▸ Task details: Every entry below should be written out exactly, and no image should appear.

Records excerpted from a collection
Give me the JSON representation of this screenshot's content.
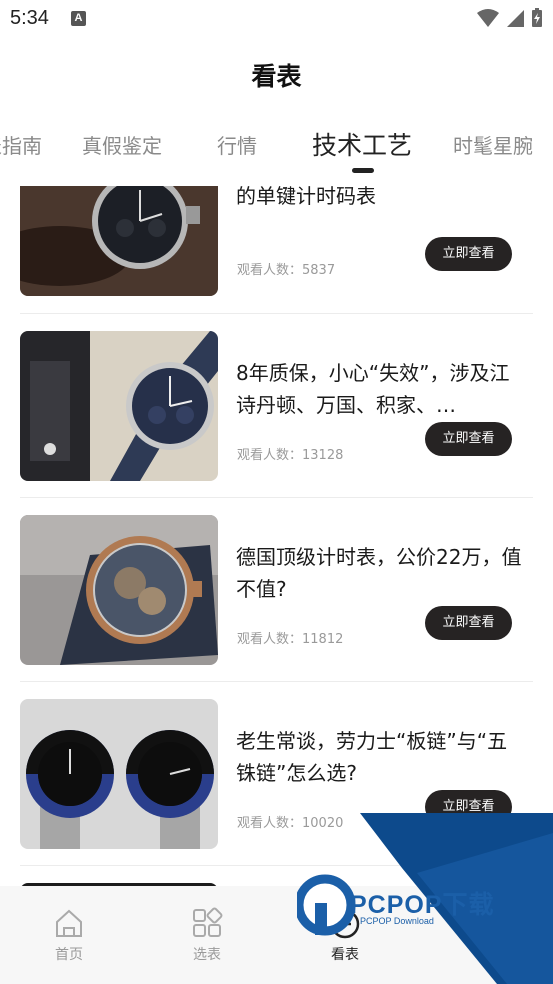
{
  "status": {
    "time": "5:34",
    "notification_icon": "a-icon"
  },
  "header": {
    "title": "看表"
  },
  "tabs": [
    {
      "label": "选表指南"
    },
    {
      "label": "真假鉴定"
    },
    {
      "label": "行情"
    },
    {
      "label": "技术工艺",
      "active": true
    },
    {
      "label": "时髦星腕"
    }
  ],
  "items": [
    {
      "title": "浪今经典复刻，一枚该价位罕见的单键计时码表",
      "views": "观看人数：5837",
      "button": "立即查看"
    },
    {
      "title": "8年质保，小心“失效”，涉及江诗丹顿、万国、积家、…",
      "views": "观看人数：13128",
      "button": "立即查看"
    },
    {
      "title": "德国顶级计时表，公价22万，值不值?",
      "views": "观看人数：11812",
      "button": "立即查看"
    },
    {
      "title": "老生常谈，劳力士“板链”与“五铢链”怎么选?",
      "views": "观看人数：10020",
      "button": "立即查看"
    }
  ],
  "nav": [
    {
      "label": "首页",
      "icon": "home-icon"
    },
    {
      "label": "选表",
      "icon": "grid-icon"
    },
    {
      "label": "看表",
      "icon": "watch-icon",
      "active": true
    }
  ],
  "watermark": {
    "brand": "PCPOP下载",
    "sub": "PCPOP Download"
  },
  "colors": {
    "accent": "#262323",
    "watermark": "#1b5fa8"
  }
}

▸ Completed exercise:
Give me the JSON representation of this screenshot's content.
{
  "status": {
    "time": "5:34",
    "notification_icon": "a-icon"
  },
  "header": {
    "title": "看表"
  },
  "tabs": [
    {
      "label": "选表指南"
    },
    {
      "label": "真假鉴定"
    },
    {
      "label": "行情"
    },
    {
      "label": "技术工艺",
      "active": true
    },
    {
      "label": "时髦星腕"
    }
  ],
  "items": [
    {
      "title": "浪今经典复刻，一枚该价位罕见的单键计时码表",
      "views": "观看人数：5837",
      "button": "立即查看"
    },
    {
      "title": "8年质保，小心“失效”，涉及江诗丹顿、万国、积家、…",
      "views": "观看人数：13128",
      "button": "立即查看"
    },
    {
      "title": "德国顶级计时表，公价22万，值不值?",
      "views": "观看人数：11812",
      "button": "立即查看"
    },
    {
      "title": "老生常谈，劳力士“板链”与“五铢链”怎么选?",
      "views": "观看人数：10020",
      "button": "立即查看"
    }
  ],
  "nav": [
    {
      "label": "首页",
      "icon": "home-icon"
    },
    {
      "label": "选表",
      "icon": "grid-icon"
    },
    {
      "label": "看表",
      "icon": "watch-icon",
      "active": true
    }
  ],
  "watermark": {
    "brand": "PCPOP下载",
    "sub": "PCPOP Download"
  },
  "colors": {
    "accent": "#262323",
    "watermark": "#1b5fa8"
  }
}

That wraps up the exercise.